Interestingly, the lawsuit to mute Napster will not be affected -- perhaps just put on the back burner -- as the parties hammer out a deal.
The Times said Napster would offer a basic version excluding the catalogs of the five major companies in July. Subscribers who pay a monthly fee will be able to load digital audio files onto their computers for sharing. Users who obtain files over Napster would not be able to load them onto discs or send them outside its network.
In a second service plan, users of Napster would have access to a premium version based on the RealNetworks technology and MusicNet's aggregation, which currently includes music from Warner Music, BMG and EMI. This service, of course, would yield an additional fee. Under the plan for the MusicNet system, all the music files would come from a central server, although members would be able to pass them among themselves. Subscribers would pay a monthly fee for a fixed number of downloads and downloading from either the central server or a fellow user would count against the monthly allotment.
These are big plans from a company so fraught with legal trouble -- so embattled, in fact, that its effectiveness was seriously crippled by the U.S. District Court injunction mandating that the company attempt to block specific songs. According to research released Tuesday by Webnoize, the number of songs downloaded using Napster was 360 million in May, down 87 percent from a peak of 2.79 billion songs downloaded in February. There are also, according to the research firm, 46 percent fewer simultaneous users on the average.
"Consumers are still using the Napster application, but the way they use it has changed over the last three months," said Webnoize Senior Analyst Matt Bailey. "The Napster software on a user's PC is now being used to organize and play music stored on the hard drive rather than as a means to access shared music."
As for the question of whether or not users would pay to use Napster as a service, MusicNet and its backers may rest assured if they take Webnoize's studies to heart. In a report titled "The Digital Singles Bar: Demand-side Change and the Case for Music Services," Webnoize found that over half of U.S. college students are willing to pay $10 or more per month to use Napster, suggesting the college market alone could generate over $400 million per year in revenues for the service.
"More than 23% don't want to pay for Napster at all, and 4% are willing to pay $20 or more," said Webnoize Analyst Ric Dube, who authored the report. "It's fortunate that Napster plans a commercial service with multiple payment tiers, because that's definitely what people want."

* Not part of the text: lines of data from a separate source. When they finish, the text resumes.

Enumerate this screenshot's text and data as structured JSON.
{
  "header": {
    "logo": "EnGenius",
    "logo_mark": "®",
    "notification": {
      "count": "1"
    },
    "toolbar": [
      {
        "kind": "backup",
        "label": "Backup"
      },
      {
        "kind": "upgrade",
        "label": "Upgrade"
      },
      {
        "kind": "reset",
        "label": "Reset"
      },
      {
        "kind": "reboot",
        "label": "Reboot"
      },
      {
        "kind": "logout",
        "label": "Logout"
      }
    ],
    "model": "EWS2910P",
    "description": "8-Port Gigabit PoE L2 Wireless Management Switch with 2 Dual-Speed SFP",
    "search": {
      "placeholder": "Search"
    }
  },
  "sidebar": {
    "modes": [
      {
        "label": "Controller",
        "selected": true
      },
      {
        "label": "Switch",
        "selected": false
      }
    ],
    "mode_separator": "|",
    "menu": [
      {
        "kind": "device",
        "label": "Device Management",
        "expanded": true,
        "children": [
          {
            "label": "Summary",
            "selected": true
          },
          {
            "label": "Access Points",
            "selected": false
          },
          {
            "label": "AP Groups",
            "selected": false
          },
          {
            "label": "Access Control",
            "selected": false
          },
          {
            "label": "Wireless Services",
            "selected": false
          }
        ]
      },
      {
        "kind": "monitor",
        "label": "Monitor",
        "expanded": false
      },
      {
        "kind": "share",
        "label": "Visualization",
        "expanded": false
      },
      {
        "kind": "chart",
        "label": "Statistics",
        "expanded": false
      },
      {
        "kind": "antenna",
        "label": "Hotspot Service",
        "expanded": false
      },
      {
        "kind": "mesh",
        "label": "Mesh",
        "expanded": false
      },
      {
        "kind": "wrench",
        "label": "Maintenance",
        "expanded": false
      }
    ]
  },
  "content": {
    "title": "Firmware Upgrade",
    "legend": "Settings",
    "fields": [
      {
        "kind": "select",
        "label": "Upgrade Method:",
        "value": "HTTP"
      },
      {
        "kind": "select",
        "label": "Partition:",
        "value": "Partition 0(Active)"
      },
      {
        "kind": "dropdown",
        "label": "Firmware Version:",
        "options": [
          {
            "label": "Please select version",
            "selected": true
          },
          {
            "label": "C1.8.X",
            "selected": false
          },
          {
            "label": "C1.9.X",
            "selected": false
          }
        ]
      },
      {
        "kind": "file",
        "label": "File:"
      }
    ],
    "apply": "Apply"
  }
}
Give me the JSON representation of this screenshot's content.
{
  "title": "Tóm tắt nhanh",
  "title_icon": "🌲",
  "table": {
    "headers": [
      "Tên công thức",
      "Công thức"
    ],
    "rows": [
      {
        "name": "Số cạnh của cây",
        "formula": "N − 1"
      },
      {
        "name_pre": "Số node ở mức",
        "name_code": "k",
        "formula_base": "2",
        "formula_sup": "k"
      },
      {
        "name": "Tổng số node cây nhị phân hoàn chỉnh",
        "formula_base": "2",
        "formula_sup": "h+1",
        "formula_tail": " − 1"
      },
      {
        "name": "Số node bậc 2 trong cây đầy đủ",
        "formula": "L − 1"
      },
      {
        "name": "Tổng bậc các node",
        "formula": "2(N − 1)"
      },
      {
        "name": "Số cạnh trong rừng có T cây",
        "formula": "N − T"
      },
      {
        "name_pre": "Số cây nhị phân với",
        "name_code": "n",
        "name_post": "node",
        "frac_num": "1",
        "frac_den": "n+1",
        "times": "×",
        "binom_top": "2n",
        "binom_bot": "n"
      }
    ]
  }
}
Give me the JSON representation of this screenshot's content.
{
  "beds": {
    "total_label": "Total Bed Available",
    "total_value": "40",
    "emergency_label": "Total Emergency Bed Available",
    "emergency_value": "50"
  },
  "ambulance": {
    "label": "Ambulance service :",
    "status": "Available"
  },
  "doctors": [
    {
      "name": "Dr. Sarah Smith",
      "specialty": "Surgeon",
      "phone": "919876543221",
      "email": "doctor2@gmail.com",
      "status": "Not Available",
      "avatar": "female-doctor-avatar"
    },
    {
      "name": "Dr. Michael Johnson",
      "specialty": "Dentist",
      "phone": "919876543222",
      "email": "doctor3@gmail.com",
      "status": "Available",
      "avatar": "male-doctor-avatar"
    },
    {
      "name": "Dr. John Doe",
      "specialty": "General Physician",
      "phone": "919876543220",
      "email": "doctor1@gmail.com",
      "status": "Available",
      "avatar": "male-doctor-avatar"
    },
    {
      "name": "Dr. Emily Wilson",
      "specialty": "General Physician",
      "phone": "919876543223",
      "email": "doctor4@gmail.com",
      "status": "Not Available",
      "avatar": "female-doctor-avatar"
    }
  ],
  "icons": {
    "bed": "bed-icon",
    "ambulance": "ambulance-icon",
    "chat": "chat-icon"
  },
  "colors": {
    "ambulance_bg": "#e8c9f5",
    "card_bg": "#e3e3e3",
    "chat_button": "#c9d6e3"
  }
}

Warner Music, BMG, EMI and RealNetworks aren't alone in their quest to bring online music subscriptions to the forefront this summer; they face worthy competition from Yahoo! Inc. Sony and Vivendi Universal, which are collaborating on a similar service of their own, dubbed Duet.
In a much larger picture, the idea of the MusicNet and Duet camps picking up technologies and services is becoming an intriguing trend. On May 21, Vivendi Universal snared MP3.com, a company it successfully sued a year ago, for $372 million in stock. That deal came more than a month after it scooped up EMusic for $23 million. Then, on May. 30, Bertelsmann poached Net music start-up MyPlay.com for $30 million, perhaps in trying to keep pace with Duet.
Many analysts, such as Forrester Research's Eric Scheirer, have said a probable reason for Vivendi's acquisitions is that it feels Duet is outgunned by the larger MusicNet, whose content will be released under the aegis of RealNetworks Inc.'s secure content delivery platform. Scheirer also said no startups enjoy stability as long as the Big 5 are growing stronger with each passing week through acquisitions and partnerships.